Sometimes we don’t recognize, until much later, how an event has transformed us; how positively our lives have been impacted, even through pain.

Sometimes people change without any awareness that they’ve been transformed in a positive way. They don’t embrace hope. They don’t recognize any divine plan or care. They long for who they were before, without any appreciation of the remarkable person they have become through their struggle. Sadly, they don’t see themselves as capable, or worthy. They don’t seem to be able to focus clearly on the present or future; they can only look back at the loss; they cling to the past and miss out on the now.

Friendship, part 2

My friend of the frequent phone calls has tremendous friendship retention.*

But in my life, friendships change or end. Distance, time, changes in circumstance. Sounds like a math story problem, doesn’t it?

Some friendships just fade. They are still there, just not as vivid. These are the friends it is easy to reconnect with when they come to town or call out of the blue, or when you run into them at the grocery store. It’s like finding a comfortable pair of shoes in the back of the closet and discovering they still fit perfectly.

Other friendships end with a bang – an argument or betrayal; fortunately, I haven’t experienced many of those.

The saddest ones are the ones that vanish suddenly like a magician’s trick, into thin air: Makes you suspect the friendship was just a skillful illusion, makes you feel that you’ve been watching from the audience rather than being an active part of the show. When the curtain comes down you are still wondering what happened.

*Quite a tongue twister!

Friendship, part 1

I have a friend who frequently calls to check on me. I don’t see her often; she often is away, but she calls me regularly just to see how I am. If I needed something, she would help me. I would help her, too.

But the calling? I rarely call her – I return her calls if I miss them, of course, but I don’t initiate our contact. My friend is one of those people who has a real talent for staying in touch. Her parties include her neighbors from many years ago, former co-workers, high school friends…..I don’t think she has ever made a friend and lost track of them.
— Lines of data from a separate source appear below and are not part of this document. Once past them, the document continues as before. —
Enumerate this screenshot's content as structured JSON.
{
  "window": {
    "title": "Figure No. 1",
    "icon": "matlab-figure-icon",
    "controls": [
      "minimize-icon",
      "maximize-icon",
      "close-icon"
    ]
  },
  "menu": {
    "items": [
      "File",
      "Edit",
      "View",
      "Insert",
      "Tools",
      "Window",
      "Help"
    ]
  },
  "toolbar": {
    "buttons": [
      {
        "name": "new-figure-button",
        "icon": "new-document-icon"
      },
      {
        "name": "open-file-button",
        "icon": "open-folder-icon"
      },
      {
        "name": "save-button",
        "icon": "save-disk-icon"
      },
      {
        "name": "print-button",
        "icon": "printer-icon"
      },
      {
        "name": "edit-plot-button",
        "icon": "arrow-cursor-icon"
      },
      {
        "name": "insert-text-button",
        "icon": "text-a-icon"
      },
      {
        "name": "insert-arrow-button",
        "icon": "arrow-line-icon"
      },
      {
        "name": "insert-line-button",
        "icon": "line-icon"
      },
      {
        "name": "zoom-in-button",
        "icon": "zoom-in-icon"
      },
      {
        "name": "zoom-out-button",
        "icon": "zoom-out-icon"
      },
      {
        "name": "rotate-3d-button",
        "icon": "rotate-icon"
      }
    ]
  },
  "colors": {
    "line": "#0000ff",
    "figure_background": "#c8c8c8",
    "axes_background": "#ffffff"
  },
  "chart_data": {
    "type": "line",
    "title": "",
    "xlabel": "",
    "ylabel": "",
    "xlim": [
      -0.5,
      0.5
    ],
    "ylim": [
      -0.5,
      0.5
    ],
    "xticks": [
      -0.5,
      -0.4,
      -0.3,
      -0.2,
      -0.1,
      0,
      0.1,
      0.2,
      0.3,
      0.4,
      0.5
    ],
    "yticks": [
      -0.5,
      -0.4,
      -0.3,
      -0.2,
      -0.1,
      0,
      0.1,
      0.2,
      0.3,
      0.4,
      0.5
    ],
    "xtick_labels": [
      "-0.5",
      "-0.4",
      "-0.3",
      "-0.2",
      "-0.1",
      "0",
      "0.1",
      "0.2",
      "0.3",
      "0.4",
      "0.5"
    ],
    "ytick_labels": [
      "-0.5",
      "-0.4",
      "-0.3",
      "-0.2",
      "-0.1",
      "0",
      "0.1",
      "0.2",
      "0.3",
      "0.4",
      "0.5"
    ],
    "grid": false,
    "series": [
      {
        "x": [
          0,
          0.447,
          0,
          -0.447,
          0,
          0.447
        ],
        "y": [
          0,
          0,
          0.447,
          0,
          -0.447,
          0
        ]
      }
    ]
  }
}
How did she become my friend? She had been a neighbor of my husband’s some years before he and I met. She invited us to card parties and cookouts. After the divorce, she and her husband remained friendly with me. I am grateful for her continued interest and care.
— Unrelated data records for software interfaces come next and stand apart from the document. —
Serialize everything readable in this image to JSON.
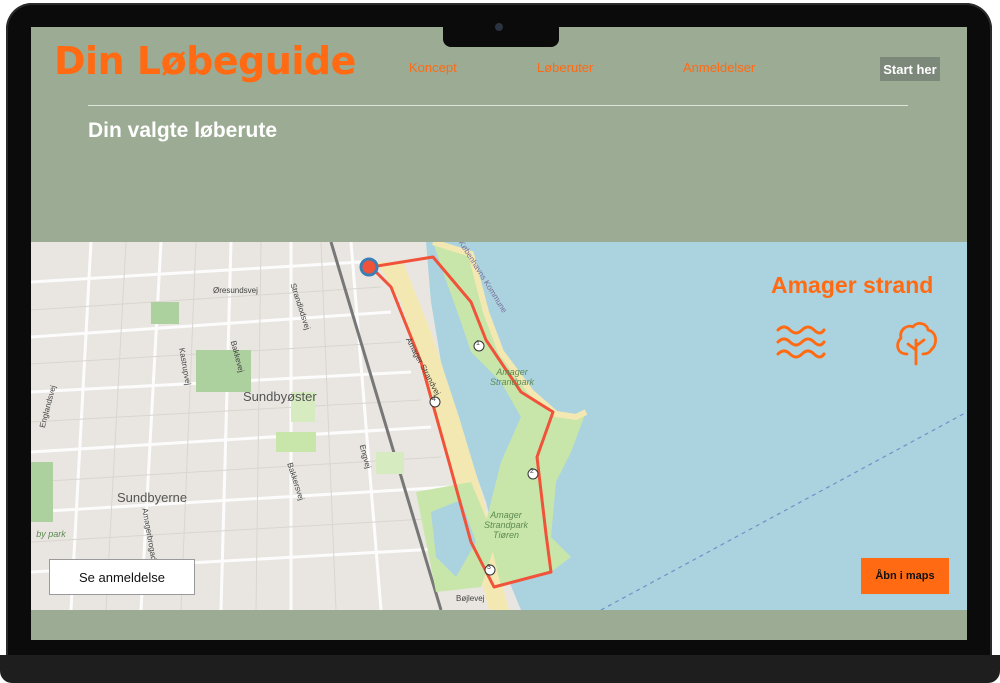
{
  "header": {
    "logo": "Din Løbeguide",
    "nav": [
      "Koncept",
      "Løberuter",
      "Anmeldelser"
    ],
    "cta": "Start her"
  },
  "page": {
    "title": "Din valgte løberute"
  },
  "route": {
    "name": "Amager strand",
    "icons": [
      "waves-icon",
      "tree-icon"
    ],
    "review_button": "Se anmeldelse",
    "maps_button": "Åbn i maps"
  },
  "map": {
    "districts": [
      "Sundbyøster",
      "Sundbyerne"
    ],
    "park_labels": [
      "Amager Strandpark",
      "Amager Strandpark Tiøren"
    ],
    "park_label_partial": "by park",
    "municipality": "Københavns Kommune",
    "streets": [
      "Øresundsvej",
      "Amager Strandvej",
      "Kastrupvej",
      "Bakkevej",
      "Strandlodsvej",
      "Engvej",
      "Bakkersvej",
      "Englandsvej",
      "Amagerbrogade",
      "Bøjlevej"
    ],
    "markers": [
      "1",
      "2",
      "3",
      "4"
    ],
    "colors": {
      "route": "#f0523a",
      "water": "#aad3df",
      "land": "#ece9e4",
      "park": "#c8e6a9",
      "beach": "#f4e8b2",
      "accent": "#ff6a13"
    }
  }
}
She has an outgoing manner and a knack for dealing with people, but I suspect most of her friendship success stems from the high priority she places on keeping in touch.

Ambulance chasers.

I do not swear. It is a personal conviction.  If I need to put someone in their place, I can do it very well with g-rated words and a glare. You know that expression – “if looks could kill.”

I have some words I use to express displeasure – for example, “bolognahead.”  It is a word my great aunt’s bird used to say – about her husband.  I use it  to describe people who behave stupidly.

Now, today, I have decided on a new non-curse word to exclaim when someone really ticks me off: “ambulance chaser.”  Why? because they are the lowest life-form on the planet,  and they are making my phone ring constantly, after the accident WHERE NO ONE WAS INJURED, (DO YOU HEAR THAT, MEDICAL  CLINICS?) AND AND NO ONE INVOLVED WANTS TO FILE A LAWSUIT (PAY ATTENTION,  LAWYERS!)! If I did need medical attention or legal advice, I would not get it from some fool who trolls police reports!!!

If we argue and I call you “ambulance chaser,” you better run. It means I am really mad, and I want you to go away!